A London Inheritance is a photography blog exploring London’s vanished landscapes and forgotten communities. This post presents images from the 1980s on the eroding last traces and disappearing worlds of independent shops, hand-painted signs – and pre-“streetart” graffiti. View the post >>
After becoming a new mother, Michelle Henning found herself looking for different models of parenting. This conversation with the photographer Jimmy Nelson explores some of the indigenous approaches to parenting that he found during his extensive travels documenting tribes all over the world. The two of them discuss the differences in approach- and philosophy – between many traditional cultures and the ways children tend to be raised in the modern western world, asking if there are lessons or inspirations for parents in the west. Read the article here >>
The conversation explores some of the terrain presented by the anthropologist Jean Liedloff in her seminal Continuum Concept, which was perhaps the first western parenting model to draw on indigenous ways .
Note that Jimmy Nelson’s work is not uncontroversial, his project Before They Pass Away having been criticised by indigenous leaders and advocates as idealised fantasy disconnected from the reality of indiegenous peoples and their contemporary situation.
Read more on this angle here >>
Robert Frank’s classic book The Americans was a seminal piece of work in a variety of ways.
In this essay, George Cotkin explores how Frank’s photographic expression was fundamentally aligned with the literary vision of Beat writers (Kerouac, Ginsberg, Burroughs et al) and their “sustained critique of the barrenness of American culture,” overlapping with “a vision of renewal and rebirth”.
As part of his thesis, Cotkin suggests that Frank saw and portrayed Black Americans in the Fifties as living an embodied form of existential freedom that far surpassed the experience of the theoretically freer White American “walking dead”…
After a near-death experience, the photographer Kim Weston re-awakened a dream of being an artist.
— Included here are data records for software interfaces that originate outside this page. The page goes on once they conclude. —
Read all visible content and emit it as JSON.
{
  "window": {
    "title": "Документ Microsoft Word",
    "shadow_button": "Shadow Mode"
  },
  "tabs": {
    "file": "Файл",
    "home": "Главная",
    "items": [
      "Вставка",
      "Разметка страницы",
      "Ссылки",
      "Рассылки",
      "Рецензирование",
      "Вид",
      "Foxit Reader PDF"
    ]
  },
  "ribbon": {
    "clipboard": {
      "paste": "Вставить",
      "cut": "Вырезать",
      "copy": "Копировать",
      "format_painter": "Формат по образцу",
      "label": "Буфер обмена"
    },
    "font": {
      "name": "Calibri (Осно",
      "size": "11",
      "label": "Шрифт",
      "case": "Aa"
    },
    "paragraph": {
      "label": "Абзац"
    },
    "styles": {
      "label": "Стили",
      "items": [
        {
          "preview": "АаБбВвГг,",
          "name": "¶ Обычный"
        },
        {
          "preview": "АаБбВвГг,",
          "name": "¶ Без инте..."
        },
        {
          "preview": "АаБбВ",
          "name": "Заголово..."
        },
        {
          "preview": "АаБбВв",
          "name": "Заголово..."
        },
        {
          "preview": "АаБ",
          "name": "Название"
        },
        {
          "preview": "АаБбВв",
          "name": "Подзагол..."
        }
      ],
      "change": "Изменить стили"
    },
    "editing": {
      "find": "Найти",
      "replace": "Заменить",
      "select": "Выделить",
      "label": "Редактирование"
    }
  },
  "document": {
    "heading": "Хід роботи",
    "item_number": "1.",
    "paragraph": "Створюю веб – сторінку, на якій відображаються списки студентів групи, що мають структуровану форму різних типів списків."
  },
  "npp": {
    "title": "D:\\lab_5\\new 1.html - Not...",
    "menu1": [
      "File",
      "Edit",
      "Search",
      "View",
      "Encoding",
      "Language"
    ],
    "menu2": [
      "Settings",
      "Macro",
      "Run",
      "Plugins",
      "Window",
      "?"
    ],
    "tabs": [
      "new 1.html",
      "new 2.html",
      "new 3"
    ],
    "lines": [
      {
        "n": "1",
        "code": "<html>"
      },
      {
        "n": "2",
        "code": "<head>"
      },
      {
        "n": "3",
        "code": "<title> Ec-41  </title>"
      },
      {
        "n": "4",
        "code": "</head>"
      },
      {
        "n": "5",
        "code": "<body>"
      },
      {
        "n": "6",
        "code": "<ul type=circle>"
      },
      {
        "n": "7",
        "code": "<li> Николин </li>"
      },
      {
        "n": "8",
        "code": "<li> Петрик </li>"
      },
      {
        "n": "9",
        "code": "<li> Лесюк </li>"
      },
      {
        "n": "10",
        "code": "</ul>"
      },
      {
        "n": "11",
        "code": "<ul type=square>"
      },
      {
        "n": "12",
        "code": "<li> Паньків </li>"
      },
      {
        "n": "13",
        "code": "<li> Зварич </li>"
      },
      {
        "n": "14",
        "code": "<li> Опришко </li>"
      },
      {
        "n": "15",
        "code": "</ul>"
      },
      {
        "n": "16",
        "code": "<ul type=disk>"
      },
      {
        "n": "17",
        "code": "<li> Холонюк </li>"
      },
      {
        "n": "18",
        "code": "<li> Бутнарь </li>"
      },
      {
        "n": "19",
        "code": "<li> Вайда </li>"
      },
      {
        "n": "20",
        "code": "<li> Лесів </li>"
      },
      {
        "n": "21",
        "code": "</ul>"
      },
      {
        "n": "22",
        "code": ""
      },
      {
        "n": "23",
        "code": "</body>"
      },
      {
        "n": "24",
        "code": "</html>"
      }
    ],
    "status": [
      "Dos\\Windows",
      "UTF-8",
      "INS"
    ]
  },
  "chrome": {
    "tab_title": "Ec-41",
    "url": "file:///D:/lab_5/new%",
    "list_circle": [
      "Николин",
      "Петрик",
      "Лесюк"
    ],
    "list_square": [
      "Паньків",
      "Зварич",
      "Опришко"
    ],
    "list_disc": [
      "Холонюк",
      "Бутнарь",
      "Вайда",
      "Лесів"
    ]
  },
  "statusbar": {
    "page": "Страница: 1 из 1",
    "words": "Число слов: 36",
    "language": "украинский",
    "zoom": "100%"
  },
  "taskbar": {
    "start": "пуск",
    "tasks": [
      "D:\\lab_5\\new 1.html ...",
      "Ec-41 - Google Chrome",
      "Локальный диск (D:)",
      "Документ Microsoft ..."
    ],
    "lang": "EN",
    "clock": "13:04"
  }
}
She went back her to roots, creating “Seen, Unseen”, a subtle document of an African-American family, layered with meditations on culture, photography and the sacred. Read article & watch slideshow >> .
KKK, Sony, Xbox… Hacking has never been so “en vogue”, whether the motivation is political, criminal, exposing the system – or “just for the LULZ.” But hacktivism and codebreaking are of course not new, having been around since the very technologies they use…
Reportage journalist Paul Salopek is re-tracing the footsteps of humanity’s ancient ancestors, literally walking from Ethiopia in Africa, into Palestine/Israel and across the globe. Out of Eden Walk tracks the progress of what is planned as a 7-year walking journey around the world and across the arc of time.
His latest dispatch is a fascinating meditation on the historical and contemporary complexities of the Holy Land and the Levant, cradles of agriculture, monotheism and cities – in fact civilisation as we know it. Read the article >>
As in most areas of history, the contribution of female activists and revolutionaries has often been ignored; it is mostly men who have become famous as the leaders of resistance and revolutionary movements. This article by Kathleen pays tribute to ten women “who you probably won’t ever see plastered across a student’s college T-shirt.” Read the article here >>
Martin Guttridge-Hewitt’s conversation with Felix Denk & Sven Von Thulen, looking back at the roots of Berlin’s techno culture in the extraordinary time of open possibility that followed the fall of the wall.
Cities are often described as the nexus for economy, enlightenment, democracy, freedom and inscribed with transformative power for individuals, communities and society. At the same time, these positive aspects are in contrast to portrayals of hellish places full of fear, despair and imminent or post-apocalyptic situations.
‘A Visual History of the Future’, a report by Professor Nick Dunn, Dr Paul Cureton and Nicholas Francis examines how future cities have been visualised over the last 100 years, and considers what these depictions sought to communicate…
“Africa produces its fair share of aspirational pop with glossy videos featuring fast cars and seemingly faster women. But peer under the hedonistic surface and you discover there are musicians all over the continent who are worthy successors to the griots, Africa’s traditional storytellers.” Article by DJ Rita Ray. Read >>
Almost every country on the planet was formally or informally incorporated into a European colonial empire at one point or another in history… And of course we still see the consequences all over the world today.
This map is one in a series of 38 maps exploring what is/was/will be Europe. View & Read >>
Postcard: image & text based missive sent to friends by travelers. Babylon: (1) capital of Babylonia in 2nd century B.C, often considered the first city. (2) Rastafarian term for capitalist civilisation. Liberation:the process of seeking and embodying freedom for, and by, all peoples